The winds of war came once again to Fluvanna County in 1861. The War Between the States, or as it is most commonly known, the Civil War. Troops were raised in three ways: from the regular army, from the militia, and through volunteer companies organized by influential citizens.

At least 11 companies were organized by influential citizens in Fluvanna. The first was organized by Palmyra lawyer Robert H. Poore and was known as the Fluvanna Rifle Guard. They became part of Company C, 14th Virginia Regiment. Major Poore was killed leading his men in Pickett’s charge at Gettysburg.

Captain Thomas K. Weisiger formed the Fluvanna Hornets. They were assigned to the 44th Virginia Infantry as Company F. Doctor Arthur Lee Brent raised the Sons of Fluvanna at Fork Union and his brother-in-law Cary C. Cocke organized the Fluvanna Light Artillery.

Captain Reuben B. Boston raised a company in Northwestern Fluvanna. He was killed two days before Lee’s surrender at Appomattox and became the last Fluvanna citizen to be killed in that terrible conflict. He is buried at Lake Monticello.

In a letter home, one Fluvanna soldier who was fighting Sheridan in the valley warned his wife of Yankee raiders. He advised that she not to leave the house under any circumstances and that she bury any valuables.

Fortunately, there were no direct confrontations in Fluvanna. The closest the Union soldiers came was to nearby Scottsville in 1865 where General Philip Sheridan and General George Armstrong Custer occupied the town and made their headquarters at Cliffside, a local home. From Scottsville, the troops destroyed the James River Canal. They destroyed seven bridges at Columbia and broke the lock there. In Scottsville, they destroyed mills, factories, and bridges. In Palmyra, they burned the covered bridge and two mills. The mill at Solitude Farm was spared only because the women, on their knees, pleaded that it not be destroyed.

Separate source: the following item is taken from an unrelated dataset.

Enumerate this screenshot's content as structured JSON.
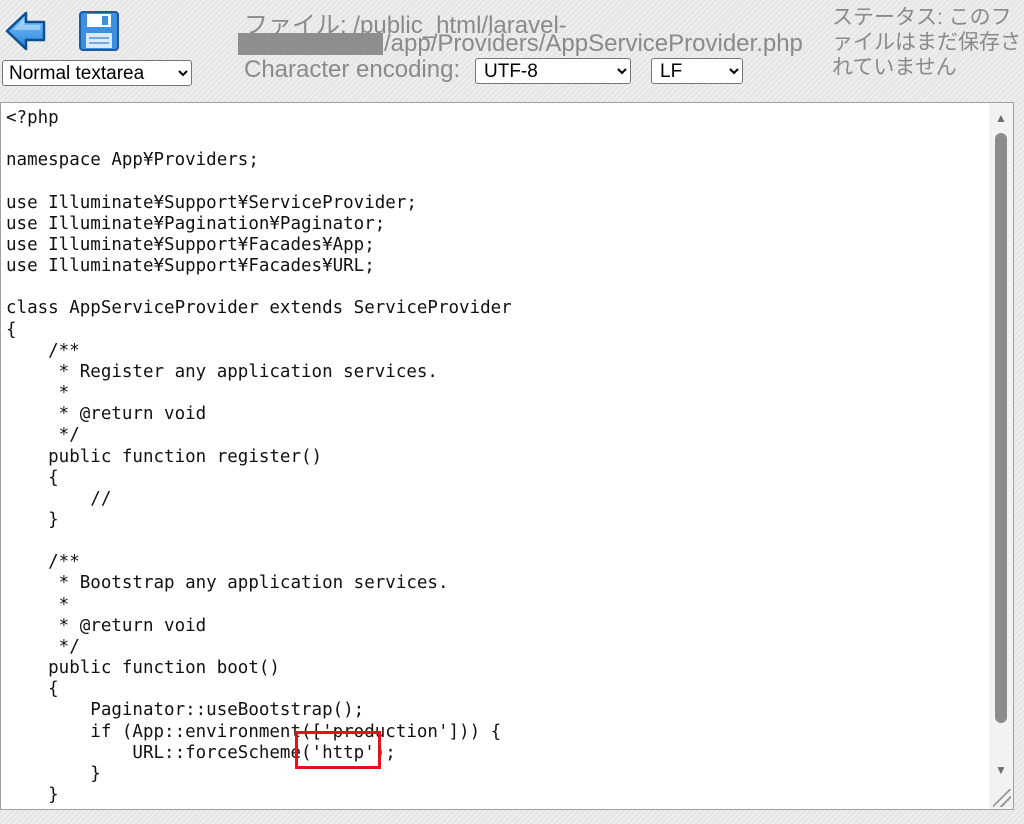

Following the war, the United Daughters of the Confederacy raised money to erect a monument to the fallen sons of Fluvanna. As a bevy of little girls sang “The Bonnie Blue Flag,” the cornerstone was laid on August 23, 1901. It still stands today in the little park in front of the Old Stone Jail. For years, the Confederate Veterans would hold reunions there. These included much pomp and circumstance, complete with parades and speeches. The Village Green was thronged with visitors, citizens, and old veterans who greeted each other.

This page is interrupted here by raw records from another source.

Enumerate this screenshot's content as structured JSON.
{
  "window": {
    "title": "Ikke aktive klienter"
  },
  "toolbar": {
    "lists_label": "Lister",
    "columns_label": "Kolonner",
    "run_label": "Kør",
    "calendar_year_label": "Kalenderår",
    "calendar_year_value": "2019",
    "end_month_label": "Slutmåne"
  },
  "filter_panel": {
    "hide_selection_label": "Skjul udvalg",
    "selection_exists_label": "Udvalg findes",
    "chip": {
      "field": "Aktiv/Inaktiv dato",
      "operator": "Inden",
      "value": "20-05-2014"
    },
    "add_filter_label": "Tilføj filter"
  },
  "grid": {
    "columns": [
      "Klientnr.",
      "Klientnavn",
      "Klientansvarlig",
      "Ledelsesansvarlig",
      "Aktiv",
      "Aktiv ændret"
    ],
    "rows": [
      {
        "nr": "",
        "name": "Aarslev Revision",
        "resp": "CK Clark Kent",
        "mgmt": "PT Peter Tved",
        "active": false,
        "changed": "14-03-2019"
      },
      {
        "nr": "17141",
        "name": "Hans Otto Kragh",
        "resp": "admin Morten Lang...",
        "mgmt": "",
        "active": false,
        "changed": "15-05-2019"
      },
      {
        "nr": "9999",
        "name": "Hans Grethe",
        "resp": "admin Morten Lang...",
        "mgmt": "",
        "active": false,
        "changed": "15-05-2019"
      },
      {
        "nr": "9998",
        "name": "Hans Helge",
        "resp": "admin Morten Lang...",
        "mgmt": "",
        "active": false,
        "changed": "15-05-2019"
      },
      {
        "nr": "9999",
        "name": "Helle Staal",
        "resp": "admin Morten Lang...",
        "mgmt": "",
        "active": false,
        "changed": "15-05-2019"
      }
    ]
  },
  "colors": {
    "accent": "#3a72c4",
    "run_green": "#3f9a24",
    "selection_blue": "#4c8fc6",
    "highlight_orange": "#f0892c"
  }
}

The last and most memorable reunion was in 1919 when returning World War I veterans joined the remaining Confederates at the monument in Palmyra.

During opening exercises each year, the Virginia Military Institute in Lexington still honors the Fluvanna native and Confederate soldier who was the first cadet when the school opened in 1839. John Bowie “Jack Alloway” Strange was reared at Oak Hill, located below Palmyra on the Rivanna. Strange rose to the rank of colonel before being mortally wounded in 1862 during the battle of South Mountain in Maryland.

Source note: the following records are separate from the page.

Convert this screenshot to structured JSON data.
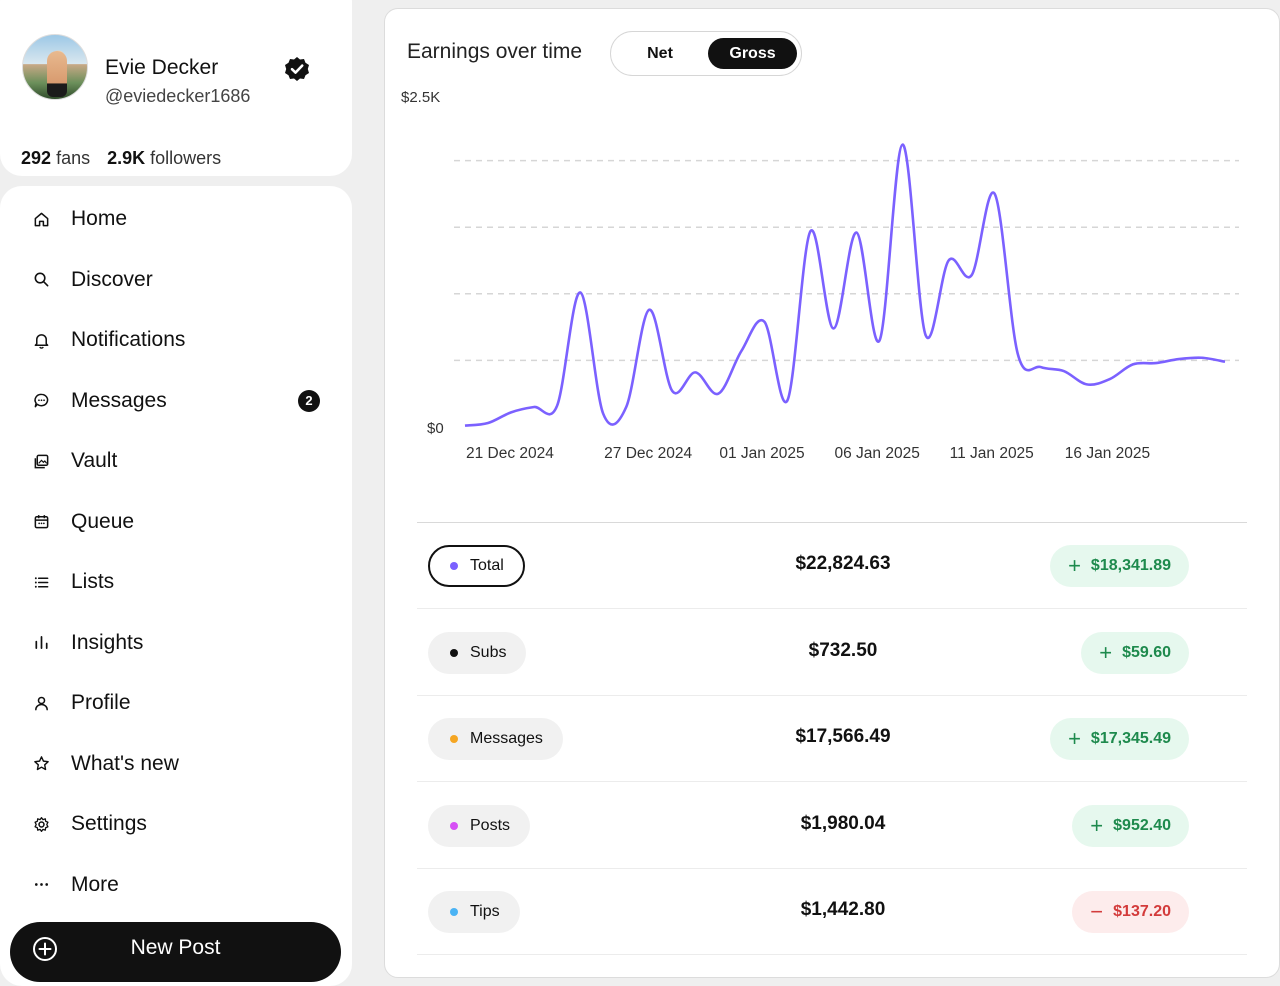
{
  "profile": {
    "name": "Evie Decker",
    "handle": "@eviedecker1686",
    "fans_count": "292",
    "fans_label": "fans",
    "followers_count": "2.9K",
    "followers_label": "followers",
    "verified_icon": "verified-check-icon"
  },
  "nav": {
    "items": [
      {
        "label": "Home",
        "icon": "home-icon"
      },
      {
        "label": "Discover",
        "icon": "search-icon"
      },
      {
        "label": "Notifications",
        "icon": "bell-icon"
      },
      {
        "label": "Messages",
        "icon": "chat-bubble-icon",
        "badge": "2"
      },
      {
        "label": "Vault",
        "icon": "image-stack-icon"
      },
      {
        "label": "Queue",
        "icon": "calendar-icon"
      },
      {
        "label": "Lists",
        "icon": "list-icon"
      },
      {
        "label": "Insights",
        "icon": "bar-chart-icon"
      },
      {
        "label": "Profile",
        "icon": "user-icon"
      },
      {
        "label": "What's new",
        "icon": "star-icon"
      },
      {
        "label": "Settings",
        "icon": "gear-icon"
      },
      {
        "label": "More",
        "icon": "ellipsis-icon"
      }
    ],
    "new_post_label": "New Post"
  },
  "earnings": {
    "title": "Earnings over time",
    "toggle": {
      "options": [
        "Net",
        "Gross"
      ],
      "selected": "Gross"
    },
    "rows": [
      {
        "label": "Total",
        "dot_color": "#7b61ff",
        "amount": "$22,824.63",
        "delta": "$18,341.89",
        "direction": "up",
        "active": true
      },
      {
        "label": "Subs",
        "dot_color": "#111111",
        "amount": "$732.50",
        "delta": "$59.60",
        "direction": "up",
        "active": false
      },
      {
        "label": "Messages",
        "dot_color": "#f5a623",
        "amount": "$17,566.49",
        "delta": "$17,345.49",
        "direction": "up",
        "active": false
      },
      {
        "label": "Posts",
        "dot_color": "#d64ff5",
        "amount": "$1,980.04",
        "delta": "$952.40",
        "direction": "up",
        "active": false
      },
      {
        "label": "Tips",
        "dot_color": "#4ab3f4",
        "amount": "$1,442.80",
        "delta": "$137.20",
        "direction": "down",
        "active": false
      }
    ]
  },
  "colors": {
    "accent": "#7b61ff",
    "positive": "#1e8a4d",
    "negative": "#d33b3b"
  },
  "chart_data": {
    "type": "line",
    "title": "Earnings over time",
    "y_tick_labels": [
      "$0",
      "$2.5K"
    ],
    "ylim": [
      0,
      2500
    ],
    "grid": true,
    "x_tick_labels": [
      "21 Dec 2024",
      "27 Dec 2024",
      "01 Jan 2025",
      "06 Jan 2025",
      "11 Jan 2025",
      "16 Jan 2025"
    ],
    "x": [
      "2024-12-21",
      "2024-12-22",
      "2024-12-23",
      "2024-12-24",
      "2024-12-25",
      "2024-12-26",
      "2024-12-27",
      "2024-12-28",
      "2024-12-29",
      "2024-12-30",
      "2024-12-31",
      "2025-01-01",
      "2025-01-02",
      "2025-01-03",
      "2025-01-04",
      "2025-01-05",
      "2025-01-06",
      "2025-01-07",
      "2025-01-08",
      "2025-01-09",
      "2025-01-10",
      "2025-01-11",
      "2025-01-12",
      "2025-01-13",
      "2025-01-14",
      "2025-01-15",
      "2025-01-16",
      "2025-01-17",
      "2025-01-18",
      "2025-01-19",
      "2025-01-20",
      "2025-01-21",
      "2025-01-22",
      "2025-01-23"
    ],
    "series": [
      {
        "color": "#7b61ff",
        "values": [
          10,
          30,
          110,
          150,
          160,
          1010,
          100,
          150,
          880,
          270,
          410,
          250,
          570,
          790,
          200,
          1470,
          740,
          1460,
          650,
          2120,
          690,
          1250,
          1140,
          1750,
          550,
          450,
          420,
          320,
          360,
          470,
          480,
          510,
          520,
          490
        ]
      }
    ]
  }
}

From the Revolution to the Civil War to present-day, Fluvanna has played an important role in our nation’s history.

(Most of the material in this article came from a publication entitled Historic Fluvanna edited by David W.C. Bearr and published by The Fluvanna County Historical Society, pp 94-104)

Bill Jones – Fluvanna Country Historical Society